A Beekeeper’s guide to a New Season
When I was out on one of my usual walks today, it suddenly hit me: the birds are chirping, the sun feels warmer, and these tiny green buds opened on my apple and cherry trees. March isperhaps that time of the year when Mother Nature hasn’t quite decided what she wants to do next, the weather is unpredictable and beekeepers’ to-do listslargely depend on it. This year is no exception.
While climate changehas put beekeepers through quite the turmoil during the past few years, I’ve always found ways to adapt my routine to weather’s fickle temperament. This month is certainly busier than February! Having warmer days recently, my honey bees started taking flights and so I’ve decided to have quick look inside my hives.
Just before I began my work, I kept wondering “What if didn’t feed my bees enough and the last coldsnap weakened the colonies?”. As you all know, March is the month when the queen is laying enormous amounts of eggs and that brood requires a lot of food to fully develop. This increase in population can mean 2 things: the hive can starve before the main nectar flow starts or the bees feel crowded and decide to swarm.
Neither outcome calmed my nerves and the pressure of having to keep my inspections brief (30 seconds or less) didn’t help either, but luckily, I had Apiary Book by my side.
As always, Apiary Book was open on my smartphone and the voice assistant ready to record my notes on what I saw inside the hive. I particularly like this smart feature because, during inspections, I never have my hands free to actually type in my observations, yet I can record everything I see about the bees, my queen, the honey etc. It’s so easy and practical that I basically never start my work in the apiary without it.
So, there I was all suited up, smartphone on my side, looking inside my first hive, when I felt my worries disappear. The colony was intact, there was a significant amount of brood laid, and some of the food I had left 10 days earlier was still there, but needed to be supplemented soon. Lesson learned: Don’t be caught off guard and ensure that your bees have plenty to eat, as March is the month when starvation is at its highest possibility.
In Spring, I personally prefer using honey frames that I preserved from the year before, to which I usually add a protein patty. Of course, some beekeepers might choose sugar syrup to feed their colonies, if the weather allows it and it’s warmer during the day (above 8-10 Celsius degrees). Our advice: to stimulate the queen to lay eggs, uncap honey frames you’ve kept over the winter and place them in your hives. Replace syrup with honey frames and you’re bound to see better results!
During the next days, I’ll continue feeding my bees just the right amounts – tracking this in my Feeding section of Apiary Book – just until we have the first bloom and there’s a steady source of nectar naturally for my bees.
Meanwhile, I’ve prepared a short March Checklist to help you get through this month, but please remember to also get in touch with other local beekeepers and learn what they are doing.
Order nucs, packages, hives and queens (if you haven’t already)

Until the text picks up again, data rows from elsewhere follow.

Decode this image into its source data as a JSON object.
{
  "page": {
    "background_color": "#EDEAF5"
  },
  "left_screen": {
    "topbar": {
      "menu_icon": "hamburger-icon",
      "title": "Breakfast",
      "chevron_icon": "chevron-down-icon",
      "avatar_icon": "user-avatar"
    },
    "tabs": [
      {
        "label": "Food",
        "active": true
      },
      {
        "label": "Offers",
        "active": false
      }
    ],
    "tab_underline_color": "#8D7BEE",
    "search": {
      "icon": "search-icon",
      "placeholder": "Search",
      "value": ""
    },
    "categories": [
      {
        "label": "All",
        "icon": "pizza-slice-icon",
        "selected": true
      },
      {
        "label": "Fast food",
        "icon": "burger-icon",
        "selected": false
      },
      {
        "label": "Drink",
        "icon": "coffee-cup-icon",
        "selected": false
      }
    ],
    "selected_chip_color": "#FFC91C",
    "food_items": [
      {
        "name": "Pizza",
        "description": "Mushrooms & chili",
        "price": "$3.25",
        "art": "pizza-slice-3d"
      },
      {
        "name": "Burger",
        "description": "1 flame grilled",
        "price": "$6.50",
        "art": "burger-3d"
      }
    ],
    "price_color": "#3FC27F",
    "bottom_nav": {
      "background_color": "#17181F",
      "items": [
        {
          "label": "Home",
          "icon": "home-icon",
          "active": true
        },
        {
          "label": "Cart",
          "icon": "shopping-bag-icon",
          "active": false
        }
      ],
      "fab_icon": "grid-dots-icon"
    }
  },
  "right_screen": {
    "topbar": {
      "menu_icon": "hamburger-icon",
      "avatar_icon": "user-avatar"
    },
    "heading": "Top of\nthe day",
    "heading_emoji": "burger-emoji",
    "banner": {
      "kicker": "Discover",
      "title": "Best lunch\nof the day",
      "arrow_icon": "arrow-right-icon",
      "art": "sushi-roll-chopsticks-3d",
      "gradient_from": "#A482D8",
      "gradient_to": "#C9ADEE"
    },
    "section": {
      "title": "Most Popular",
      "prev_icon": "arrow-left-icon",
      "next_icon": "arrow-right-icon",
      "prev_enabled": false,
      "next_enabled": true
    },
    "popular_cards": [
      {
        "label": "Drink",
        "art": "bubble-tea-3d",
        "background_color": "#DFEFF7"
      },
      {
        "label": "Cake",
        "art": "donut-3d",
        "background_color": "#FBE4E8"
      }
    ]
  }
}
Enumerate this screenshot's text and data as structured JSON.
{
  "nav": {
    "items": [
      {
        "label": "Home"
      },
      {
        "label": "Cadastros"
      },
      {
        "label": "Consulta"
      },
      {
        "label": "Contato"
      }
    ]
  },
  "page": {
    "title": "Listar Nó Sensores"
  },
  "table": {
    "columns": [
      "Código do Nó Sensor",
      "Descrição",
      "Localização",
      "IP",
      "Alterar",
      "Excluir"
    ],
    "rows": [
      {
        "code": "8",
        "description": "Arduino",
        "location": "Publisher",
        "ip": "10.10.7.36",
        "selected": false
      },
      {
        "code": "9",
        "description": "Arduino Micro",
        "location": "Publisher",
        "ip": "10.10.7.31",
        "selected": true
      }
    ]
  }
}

Check the hive food stores and supplement with pollen substitutes for rapid hive growth
Check the status of the colony
Check each hives entrance for blockage
Re-check plans for new colonies, re-queening or other related up-front operations
Make sure all equipment is ready and painted for bees